"Yahweh's intention to become man, which resulted from his collision with Job, is fulfilled in Christ's life and suffering . . . God wanted to become man and still wants to." (Answer to Job, par. 648, 739)It is this "still-wanting-to" in Jung's equation that recommends it to our attention. As he says,
"The future indwelling of the Holy [Spirit] in man amounts to a continuing incarnation of God . . . The indwelling of the Holy Ghost, the third Divine Person, in man, brings about a Christification of many." (ibid, par. 693, "Psychology and Religion", CW 11, par. 758)
It is through the Auseinandersetzung -- the living "tete-a-tete" with God -- which Jung identifies, but which each of us must re-discover for himself -- that what is unconscious can be made conscious, what is imprisoned can be liberated, what is broken can be made whole -- not so much for our repair as that of God, not so much for our eternal salvation, but for His. In the words of the Baal Shem Tov:

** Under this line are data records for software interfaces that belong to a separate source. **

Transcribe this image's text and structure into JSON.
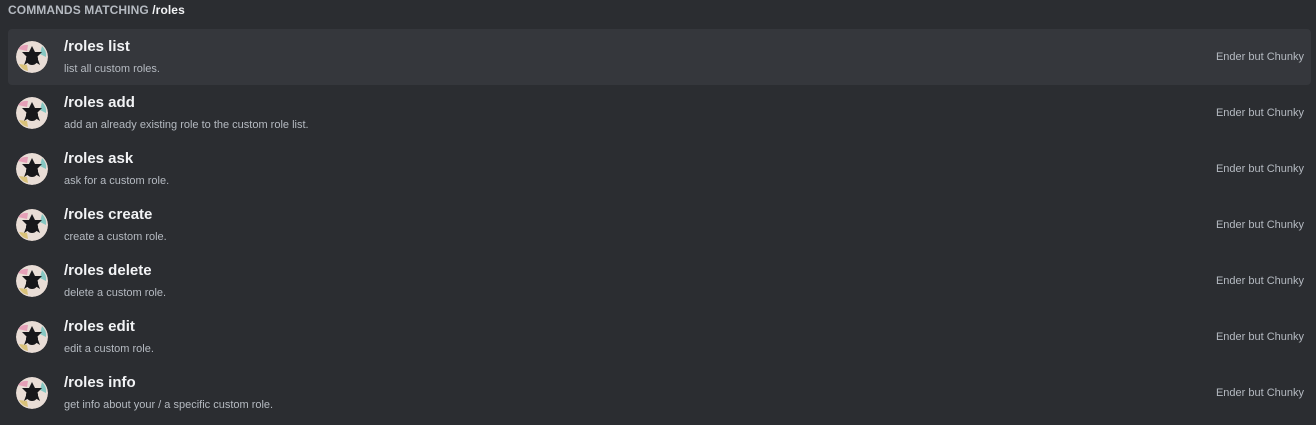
{
  "header": {
    "prefix": "COMMANDS MATCHING ",
    "query": "/roles"
  },
  "commands": [
    {
      "name": "/roles list",
      "description": "list all custom roles.",
      "source": "Ender but Chunky",
      "selected": true
    },
    {
      "name": "/roles add",
      "description": "add an already existing role to the custom role list.",
      "source": "Ender but Chunky",
      "selected": false
    },
    {
      "name": "/roles ask",
      "description": "ask for a custom role.",
      "source": "Ender but Chunky",
      "selected": false
    },
    {
      "name": "/roles create",
      "description": "create a custom role.",
      "source": "Ender but Chunky",
      "selected": false
    },
    {
      "name": "/roles delete",
      "description": "delete a custom role.",
      "source": "Ender but Chunky",
      "selected": false
    },
    {
      "name": "/roles edit",
      "description": "edit a custom role.",
      "source": "Ender but Chunky",
      "selected": false
    },
    {
      "name": "/roles info",
      "description": "get info about your / a specific custom role.",
      "source": "Ender but Chunky",
      "selected": false
    }
  ],
  "colors": {
    "background": "#2b2d31",
    "selected_row": "#35373c",
    "title_text": "#f2f3f5",
    "muted_text": "#b5bac1"
  },
  "icons": {
    "bot_avatar": "bot-avatar-icon"
  }
}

"For whatever you lack, is also lacked by God. For man is a part of God, and the whole suffers the want of the part. Therefore, let your prayers be directed to the want of the Whole . . . Pray continually for God's Glory that it may be redeemed from its exile." ("Instructions in Intercourse with God", translated by Martin Buber in Hasidism and Modern Man, pp. 198-199)